Conflict Resolution

 

Transcript

Hi! Welcome to this week’s training. I’m Sherri Wilson, an educator, strategist, and introverted entrepreneur that empowers other introverted entrepreneurs the art of persuasion and influence so you can communicate your message clearly and confidently.

I want to talk today about resolving conflict wherever it might show up—your business, in your team, or even your personal life. I’ve observed mainly 4 MAIN REASONS for conflict.

  1. Personality.This is by far the most common reason for conflict because each personality operates from very different motivations, fears, and priorities. Each one has very different trust currencies and, not to mention, very different behavioral styles. Some are fast-paced and dominant. Some people are slower paced and people focused. I don’t have time to go into all of the differences, but I do have a special surprise that will give you insight at the end of this training.

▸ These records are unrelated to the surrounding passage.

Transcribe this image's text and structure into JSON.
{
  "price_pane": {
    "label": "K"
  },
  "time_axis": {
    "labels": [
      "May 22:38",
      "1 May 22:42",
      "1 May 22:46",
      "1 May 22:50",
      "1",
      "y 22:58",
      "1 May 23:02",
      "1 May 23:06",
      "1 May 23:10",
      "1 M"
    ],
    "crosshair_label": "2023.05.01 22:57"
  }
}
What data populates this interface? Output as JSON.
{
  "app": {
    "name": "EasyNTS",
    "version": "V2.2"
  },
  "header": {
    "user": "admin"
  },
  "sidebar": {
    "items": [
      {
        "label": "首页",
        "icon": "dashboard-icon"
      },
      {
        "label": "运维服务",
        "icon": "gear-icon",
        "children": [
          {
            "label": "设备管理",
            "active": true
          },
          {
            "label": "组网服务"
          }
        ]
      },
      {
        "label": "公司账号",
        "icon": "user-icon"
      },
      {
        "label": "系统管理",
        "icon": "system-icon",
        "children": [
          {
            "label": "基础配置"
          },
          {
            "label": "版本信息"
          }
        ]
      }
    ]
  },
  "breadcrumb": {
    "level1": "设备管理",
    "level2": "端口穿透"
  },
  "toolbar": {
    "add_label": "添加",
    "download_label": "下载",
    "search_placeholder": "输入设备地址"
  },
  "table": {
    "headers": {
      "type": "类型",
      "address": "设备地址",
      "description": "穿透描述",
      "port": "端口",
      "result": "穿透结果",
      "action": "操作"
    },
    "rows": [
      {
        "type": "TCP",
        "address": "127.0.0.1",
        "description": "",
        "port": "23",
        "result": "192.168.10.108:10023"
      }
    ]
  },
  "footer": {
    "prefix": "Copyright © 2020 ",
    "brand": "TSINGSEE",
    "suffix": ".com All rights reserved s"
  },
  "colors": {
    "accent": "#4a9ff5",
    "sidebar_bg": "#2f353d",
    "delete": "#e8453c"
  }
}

  2. Miscommunication.You might be thinking, “Duh,” (lol) but this is the second most common cause of conflict and is deeply rooted in number 1, personalities, with some extra twists. It’s important for you to know that when you’re communicating with another person, you’re communicating with the totality of a person—past experiences, present circumstances, and future aspirations. The past is the FILTER for every interaction. The present is the grid for their current mental state—good or bad. And most of the time, people come to you to solve their problems so their current state is less than satisfactory, especially if they’ve been frustrated by others’ inability to solve their problems. And, the future is their goal shot, their home run, their touchdown aspiration that are translated into expectations they have for you to help them get there. This means that what you say is not necessarily what they hear.

  3. Unmet expectations. This is obviously tied into number two. And what makes this one even more tricky is that sometimes people either don’t voice their expectations (you should know them, right?), think they have but not clearly, or have such high expectations that it’s impossible to meet them. 

  4. Three Client Types.In my course, I teach that there are three client types to avoid or fire—1) the negativistic, 2) the perfectionist, and 3) the sadist. These can be hard to spot at first because all can come off really nice. The negativistic is rigid, inflexible, and only notices what you do wrong. The perfectionist micro-manages everything, constantly bugs you through emails, calls, AND texts, and has standards so high no one can meet them. The sadist seems kind on the surface but ONE MISTAKE wipes out all the hard and good work you did with an unreasonably harsh critique of everything.

Techniques to Deal with Conflict

  1. Learn each personality like the back of your hand. If there’s one thing you do, it’s this! Think of two people speaking different languages. It’s confusing, frustrating and can leave you feeling hopeless to try to get your message across. Each personality has it’s own LANGUAGE. Learn it and then interact with them from their perspective.

  2. Make it plain.The best way to avoid miscommunication is a simple technique that I use all of the time. I will repeat back (not word for word) what I think I heard them say. This lets me solidify what they want or allows them to correct any misconceptions I have from our conversation. I then make sure they know what I said and MEANT in spite of any filters they might have.

  3. Clearly define expectations.This is where brutal honesty is necessary. I sometimes even ask others, “What are your expectations?” I.e. what do they expect from the work I do for them? I might phrase it, “What goal do you want to reach from our working together?” Or “What is the biggest challenge you want solved from our working together?” If their expectation is beyond my expertise, I let them know and offer alternatives or even other professionals that can help them. Once clearly defined, I then do regular check-ins to make sure I’m meeting them and we’re still focused. I’ve found that sometimes we need to refocus because the REAL issue comes to the surface in the process.

  4. Fire the negative, perfectionist, and sadistic clients.

  5. Show your palms. A quick tip in the heat of the moment is to raise your hands palm outward. This is a signal to the other person’s brain that it’s all going to be ok and you’re not a threat. Assure them you will fix it and validate what they’re saying (unless they are one of the clients you need to fire). 

  6. Use empathic statements.Empathic statements are basically statements repeating back to the other person what they are feeling or saying not like a parrot. You’ll just make them madder. If you hear frustration, it can be, “I’m sure this is so frustrating! How about we do this…” 

  7. Know when to walk away.Sometimes there’s no fixing the conflict and you need to know when to walk away from either a business or even personal relationship. And beware of hurting yourself by lowering prices so much, it costs you or wasting time with someone that will never be happy.

Ok, so as stated, I’ve got a special surprise for you. For the first time ever, I’m offering the first module in my Genius Communication course to you guys for free. It’s the entire module with the workbook. It’s all about personalities. I feel it’s so important to your success that I’m getting it into your hands. 

Go to: http://bit.ly/free-access-module-1

 
Sherri Wilson